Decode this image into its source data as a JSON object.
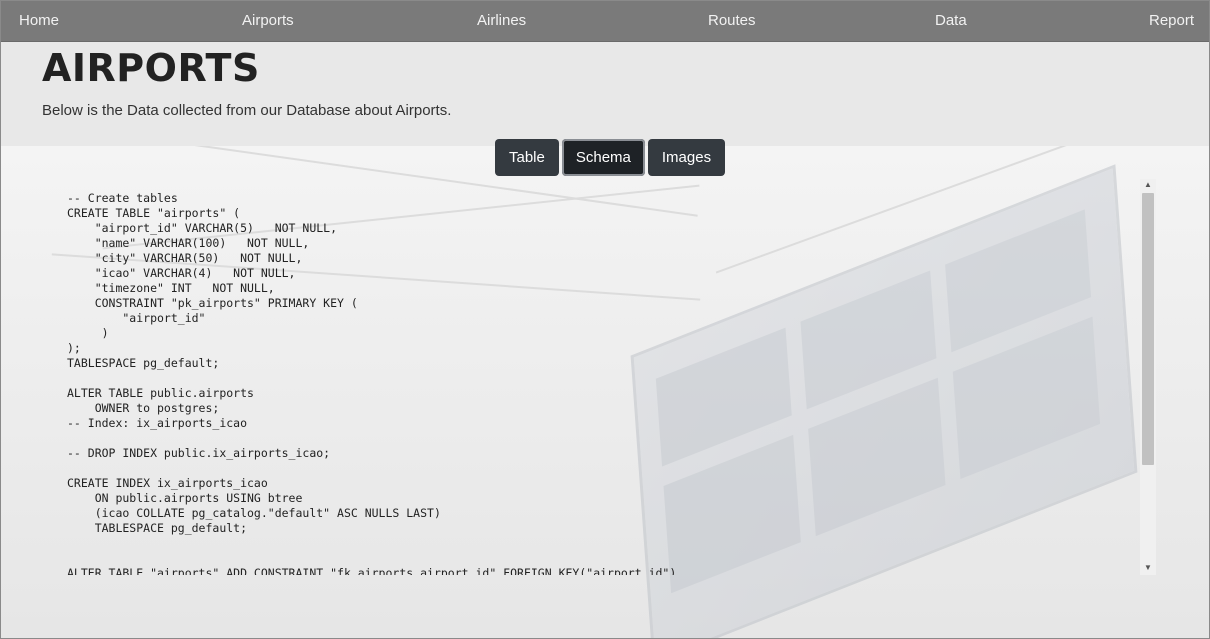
{
  "nav": {
    "items": [
      {
        "label": "Home"
      },
      {
        "label": "Airports"
      },
      {
        "label": "Airlines"
      },
      {
        "label": "Routes"
      },
      {
        "label": "Data"
      },
      {
        "label": "Report"
      }
    ]
  },
  "header": {
    "title": "AIRPORTS",
    "subtitle": "Below is the Data collected from our Database about Airports."
  },
  "tabs": {
    "table": "Table",
    "schema": "Schema",
    "images": "Images",
    "active": "Schema"
  },
  "schema_code": "-- Create tables\nCREATE TABLE \"airports\" (\n    \"airport_id\" VARCHAR(5)   NOT NULL,\n    \"name\" VARCHAR(100)   NOT NULL,\n    \"city\" VARCHAR(50)   NOT NULL,\n    \"icao\" VARCHAR(4)   NOT NULL,\n    \"timezone\" INT   NOT NULL,\n    CONSTRAINT \"pk_airports\" PRIMARY KEY (\n        \"airport_id\"\n     )\n);\nTABLESPACE pg_default;\n\nALTER TABLE public.airports\n    OWNER to postgres;\n-- Index: ix_airports_icao\n\n-- DROP INDEX public.ix_airports_icao;\n\nCREATE INDEX ix_airports_icao\n    ON public.airports USING btree\n    (icao COLLATE pg_catalog.\"default\" ASC NULLS LAST)\n    TABLESPACE pg_default;\n\n\nALTER TABLE \"airports\" ADD CONSTRAINT \"fk_airports_airport_id\" FOREIGN KEY(\"airport_id\")",
  "scrollbar": {
    "up_arrow": "▲",
    "down_arrow": "▼"
  }
}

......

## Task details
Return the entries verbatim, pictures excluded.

## Exercise response
Decode this image into its source data as a JSON object.
{
  "nav": {
    "items": [
      {
        "label": "Home"
      },
      {
        "label": "Airports"
      },
      {
        "label": "Airlines"
      },
      {
        "label": "Routes"
      },
      {
        "label": "Data"
      },
      {
        "label": "Report"
      }
    ]
  },
  "header": {
    "title": "AIRPORTS",
    "subtitle": "Below is the Data collected from our Database about Airports."
  },
  "tabs": {
    "table": "Table",
    "schema": "Schema",
    "images": "Images",
    "active": "Schema"
  },
  "schema_code": "-- Create tables\nCREATE TABLE \"airports\" (\n    \"airport_id\" VARCHAR(5)   NOT NULL,\n    \"name\" VARCHAR(100)   NOT NULL,\n    \"city\" VARCHAR(50)   NOT NULL,\n    \"icao\" VARCHAR(4)   NOT NULL,\n    \"timezone\" INT   NOT NULL,\n    CONSTRAINT \"pk_airports\" PRIMARY KEY (\n        \"airport_id\"\n     )\n);\nTABLESPACE pg_default;\n\nALTER TABLE public.airports\n    OWNER to postgres;\n-- Index: ix_airports_icao\n\n-- DROP INDEX public.ix_airports_icao;\n\nCREATE INDEX ix_airports_icao\n    ON public.airports USING btree\n    (icao COLLATE pg_catalog.\"default\" ASC NULLS LAST)\n    TABLESPACE pg_default;\n\n\nALTER TABLE \"airports\" ADD CONSTRAINT \"fk_airports_airport_id\" FOREIGN KEY(\"airport_id\")",
  "scrollbar": {
    "up_arrow": "▲",
    "down_arrow": "▼"
  }
}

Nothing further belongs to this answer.